UK to allow ‘self-driving’ cars on public roads in 2021
The British Department for Transport has announced that hands-free driving would be legalized this year. It will be limited to driving with automated lane-keeping systems at speeds of up to 37 mph (60 km/h) on highways.
The government notes that vehicles fitted with the technology must first receive GB-type approval and that there shouldn’t be any evidence to challenge the vehicle’s ability to self-drive.
Dipping toe in autonomous driving
Following a call for evidence last year, the UK is now declaring Autonomous Lane-Keeping Systems (ALKS) as self-driving technologies. It’s the first step toward autonomous driving in Britain as motorists won’t be required to monitor the road or keep their hands on the wheel.
They must, however, be able to take over within ten seconds. If nothing happens, the vehicle should automatically flash the hazard lights, slow down, and stop. Recent ADAS systems, such as the one found in Mercedes cars, already apply such safety procedures.
Highway at up to 60 km/hour
“This is a major step for the safe use of self-driving vehicles in the UK, making future journeys greener, easier, and more reliable. But we must ensure that this exciting new tech is deployed safely, which is why we are consulting on what the rules to enable this should look like,” declared Brisith Transport Minister, Rachel Maclean, in a press release.

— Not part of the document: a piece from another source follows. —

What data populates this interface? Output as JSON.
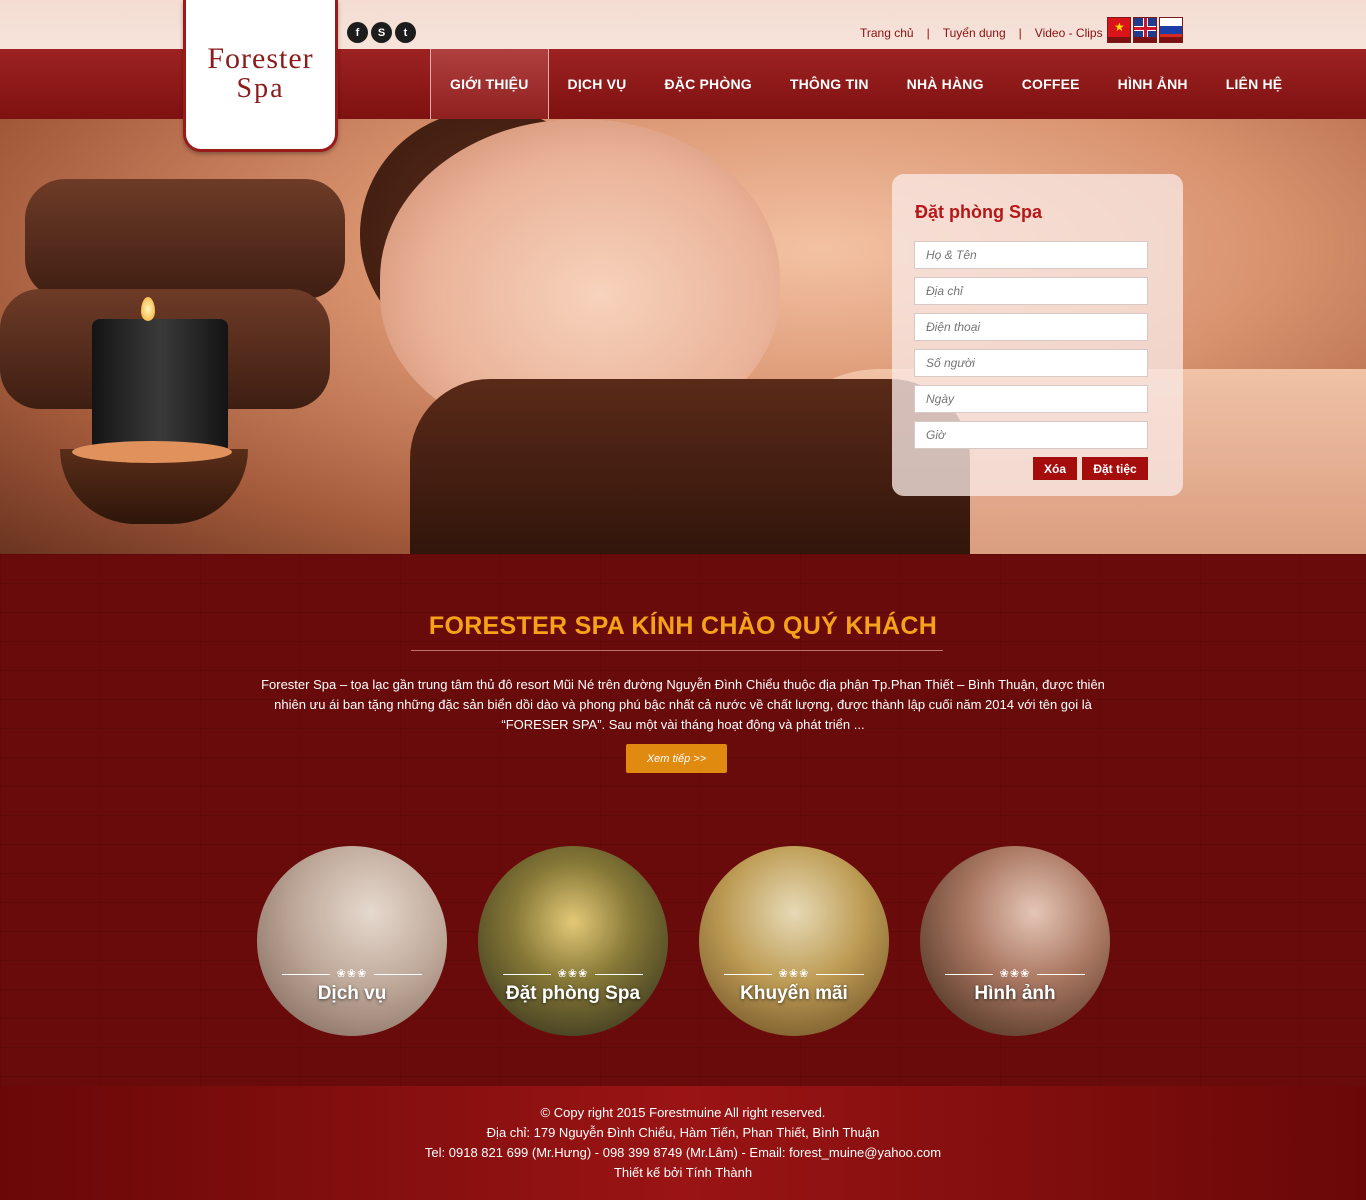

At the moment, Britain sees ALKS as a way to help driving and increase safety in highway traffic jams, in conjunction with adaptive cruise control. This is why hands-free driving will be limited to speeds of up to 37 mph (60 km/h) on highways.
Motor insurers’ automotive research center, Thatcham Research, warns about the danger of calling such lane-assist systems “self-driving features”, with the risk of making motorists overconfident. Talking to the BBC, analysts from the research center note that ALKS are assisted driving systems that rely on the driver to take back control. The government calling such systems “automated” would confuse customers, who will expect the car to do the driver’s job, which many current models can’t do.